There were also briefings on other topics that I knew a little about beforehand but gained additional insights into---the difficulties that Japan faces in accommodating to the Trans Pacific Partnership; Prime Minister Abe's Womenomics program; and the impressive accomplishments of the recovery program from the 3/11 triple disaster in Tohoku.
Other treats were a visit to the Railway Museum, which included a simulated ride on the new mag-lev train that will soon displace the Shinkansen as the world's fastest train. At speeds of over 300 miles per hour, it was literally breathtaking. Briefings at the port of Osaka showed the careful thought that has gone into combining the need for tight security with that of moving goods in and out in the shortest possible time. The Edo Museum had wonderful exhibits of life in pre-Meiji Japan, and the Yasukuni Shrine's Yushukan, which I had specially requested to see, was fascinating.
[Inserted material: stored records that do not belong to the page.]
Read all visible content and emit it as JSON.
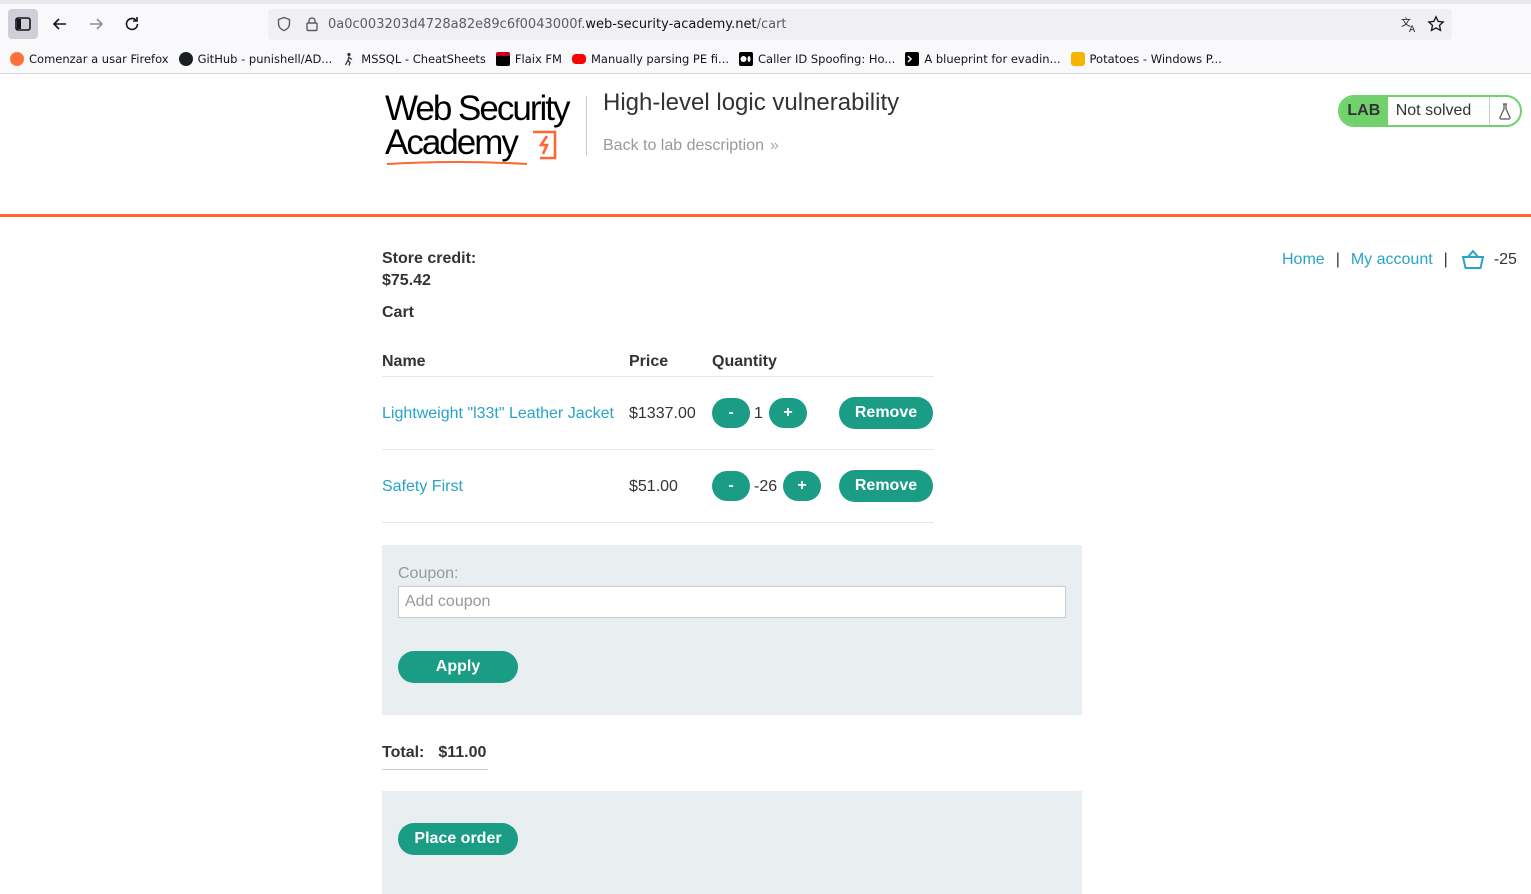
{
  "browser": {
    "url_prefix": "0a0c003203d4728a82e89c6f0043000f.",
    "url_domain": "web-security-academy.net",
    "url_path": "/cart",
    "bookmarks": [
      {
        "label": "Comenzar a usar Firefox",
        "icon": "firefox-icon",
        "color": "#ff7139"
      },
      {
        "label": "GitHub - punishell/AD...",
        "icon": "github-icon",
        "color": "#1b1f23"
      },
      {
        "label": "MSSQL - CheatSheets",
        "icon": "walker-icon",
        "color": "#333333"
      },
      {
        "label": "Flaix FM",
        "icon": "flaix-icon",
        "color": "#c4001a"
      },
      {
        "label": "Manually parsing PE fi...",
        "icon": "youtube-icon",
        "color": "#ff0000"
      },
      {
        "label": "Caller ID Spoofing: Ho...",
        "icon": "medium-icon",
        "color": "#000000"
      },
      {
        "label": "A blueprint for evadin...",
        "icon": "terminal-icon",
        "color": "#000000"
      },
      {
        "label": "Potatoes - Windows P...",
        "icon": "potato-icon",
        "color": "#f4b400"
      }
    ]
  },
  "header": {
    "logo_line1": "Web Security",
    "logo_line2": "Academy",
    "lab_title": "High-level logic vulnerability",
    "back_link": "Back to lab description",
    "back_chevron": "»",
    "lab_badge": "LAB",
    "lab_state": "Not solved"
  },
  "store": {
    "credit_label": "Store credit:",
    "credit_value": "$75.42",
    "cart_heading": "Cart"
  },
  "nav": {
    "home": "Home",
    "separator": "|",
    "my_account": "My account",
    "cart_count": "-25"
  },
  "cart": {
    "columns": [
      "Name",
      "Price",
      "Quantity"
    ],
    "items": [
      {
        "name": "Lightweight \"l33t\" Leather Jacket",
        "price": "$1337.00",
        "quantity": "1"
      },
      {
        "name": "Safety First",
        "price": "$51.00",
        "quantity": "-26"
      }
    ],
    "minus_label": "-",
    "plus_label": "+",
    "remove_label": "Remove"
  },
  "coupon": {
    "label": "Coupon:",
    "placeholder": "Add coupon",
    "apply_label": "Apply"
  },
  "total": {
    "label": "Total:",
    "value": "$11.00"
  },
  "order": {
    "place_order_label": "Place order"
  },
  "colors": {
    "accent_orange": "#ff6633",
    "button_green": "#1a9c85",
    "link_blue": "#29a3c7",
    "lab_green": "#70d16d"
  }
}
A brief trip to Kyoto was nostalgic---I lived there for a year as a student, and was pleased to see that, while much had changed, the essence of my treasured memories was still there----the Kamo River with kites swooping down in search of fish, the artistry of pottery-makers and those who hand-dye and weave silk, the wood-and-shoji homes of shitamachi. Back in Tokyo, we saw an entirely different kind of Japanese culture. Cosplay aficionados strolling the streets of Akihabara, a human-sized statue of Pikachu, and a store that sells nothing but kitchen gadgets---hundreds of kinds to facilitate whatever culinary tasks one might have.
I have long been impressed with the Japanese ability to keep alive its ancient culture not only alive but vibrant, while at the same time staying in the forefront of technological innovation and modern culture. This trip deepened my appreciation thereof. I am grateful to the Japanese government for making it possible, and for the meticulous care that went into planning it.